Google announced Tuesday that it will begin warning Gmail users if they are being targeted by state-sponsored attacks in hopes that they can take "immediate steps" to secure their accounts.

Adversaries who are state-sponsored typically launch sophisticated, well-funded attacks at their targets with the goal of stealing sensitive information, often used for spying purposes. More than two years ago, Google itself was the target of an espionage campaign, believed to have been orchestrated by state-backed Chinese hackers.

"We are constantly on the lookout for malicious activity on our systems, in particular attempts by third parties to log into users' accounts unauthorized," Eric Grosse, vice president of security engineering at Google, wrote in a blog post. "When we have specific intelligence -- either directly from users or from our own monitoring efforts -- we show clear warning signs and put in place extra roadblocks to thwart these bad actors."

The alert will show up as a pop-up below the Google navigation bar. It would state: "We believe state-sponsored attackers may be attempting to compromise your account or computer."

Privacy researcher Chris Soghoian praised Google for the new functionality, which complements other free security efforts put forth by the tech giant, including malware download warnings, multifactor authentication in Gmail and HTTPS by default. He said he is curious how deep into the Google portfolio, which includes the Chrome browser and Android operating system, this new visibility will extend.

"Google is better than the norm," Soghoian told on Tuesday. "Most companies don't tell you when there's any suspicious activity on your account. This is something users usually expect from credit card companies."

“I think this only serves to create more concern on behalf of the Google customer.”

– Jeffrey Carr, founder and CEO of Taia Global

If users receive the warning, Grosse recommended that they immediately take certain precautions, including creating a complex password, enabling two-factor authentication and ensuring their operating system and software is updated with the latest patches.

Still, Soghoian said Google can only do so much to protect its users against something as stealthy and dedicated as a state-sponsored attack.

"There's only so much you can do when you literally have an army trying to get into your inbox," he said. "It's not a fair fight."

For Jeffrey Carr, founder and CEO of Taia Global, a cyber security firm, the news from Google raised more questions than answers.

"I think this only serves to create more concern on behalf of the Google customer," Carr said. "It just feels like there is some marketing edge to this."

Among his holdups, Carr wondered how Google could determine whether something is state-sponsored, especially considering most attack types spread by tricking users into clicking on a malicious email link or attachment.

"I don't understand what the motivation is," he told on Tuesday. "It's impossible for them to say this was state-sponsored because spear phishing is done by everyone."

Ron Deibert, professor of political science and director of The Citizen Lab at the Munk School of Global Affairs at the University of Toronto, raised similar doubts that Google could definitively pinpoint an attack as state sponsored.

"How [do] they determine attribution, which is an extraordinarily tricky question?" he told

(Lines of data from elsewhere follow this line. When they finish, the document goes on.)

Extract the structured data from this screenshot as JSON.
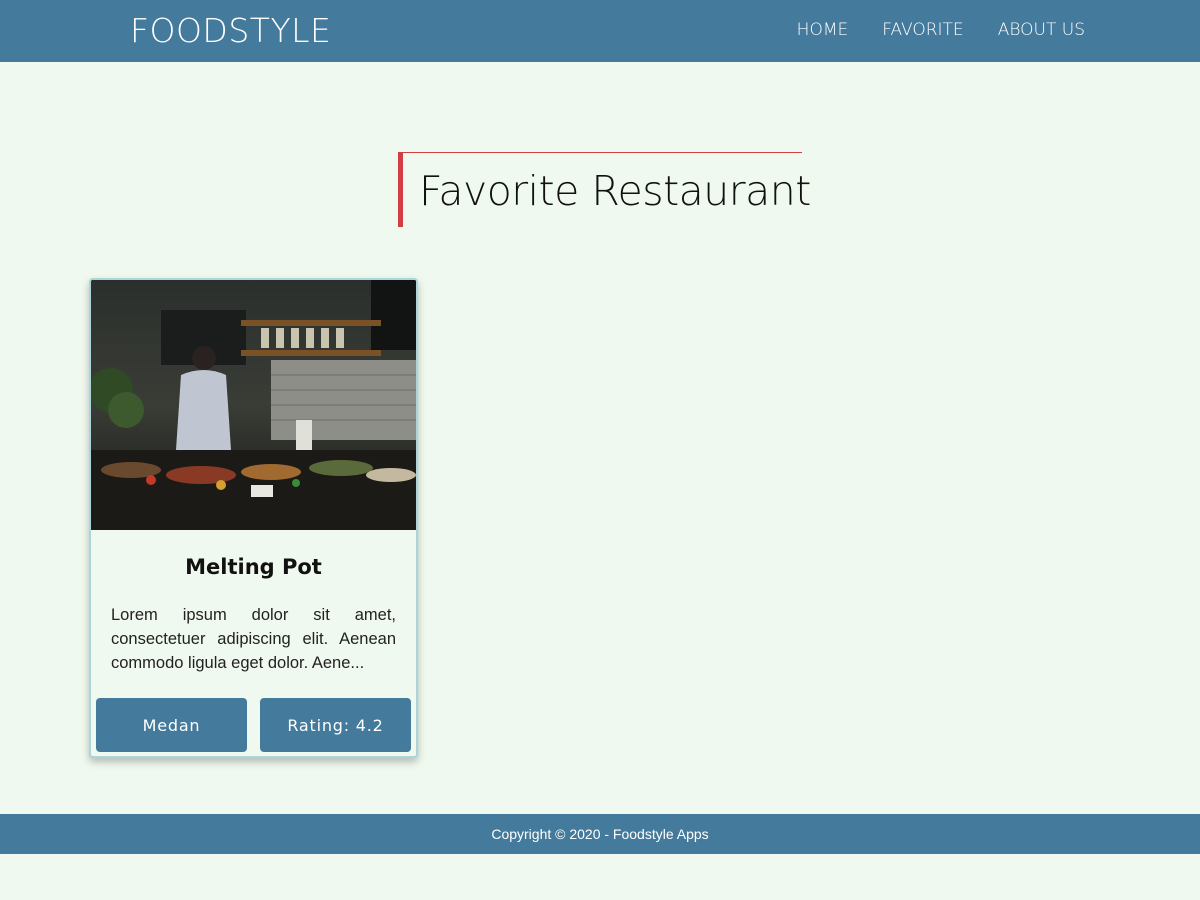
{
  "header": {
    "brand": "FOODSTYLE",
    "nav": [
      {
        "label": "HOME"
      },
      {
        "label": "FAVORITE"
      },
      {
        "label": "ABOUT US"
      }
    ]
  },
  "main": {
    "heading": "Favorite Restaurant",
    "restaurants": [
      {
        "name": "Melting Pot",
        "description": "Lorem ipsum dolor sit amet, consectetuer adipiscing elit. Aenean commodo ligula eget dolor. Aene...",
        "city": "Medan",
        "rating_label": "Rating: 4.2"
      }
    ]
  },
  "footer": {
    "copyright": "Copyright © 2020 - Foodstyle Apps"
  },
  "colors": {
    "primary": "#447a9c",
    "background": "#f0f9ef",
    "accent": "#d33e43",
    "card_border": "#a9d6da"
  }
}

Google remained coy: "You might ask how we know this activity is state-sponsored," Grosse wrote. "We can't go into the details without giving away information that would be helpful to these bad actors, but our detailed analysis -- as well as victim reports --strongly suggest the involvement of states or groups that are state-sponsored.

Carr and Deibert also questioned whether Google would offer the same warning to its users if it believed they were being targeted by a U.S.-sanctioned cyber attack. On Friday, a New York Times story revealed that President Obama ordered the use of the Stuxnet worm to set back Iran's nuclear program.

Soghoian agreed, saying Google's relationship with the National Security Agency, which reportedly worked with Google following the Chinese attacks, known as Operation Aurora, likely would be soiled if it tipped someone off about a U.S.-led attack.

A Google spokesman declined to comment on the record.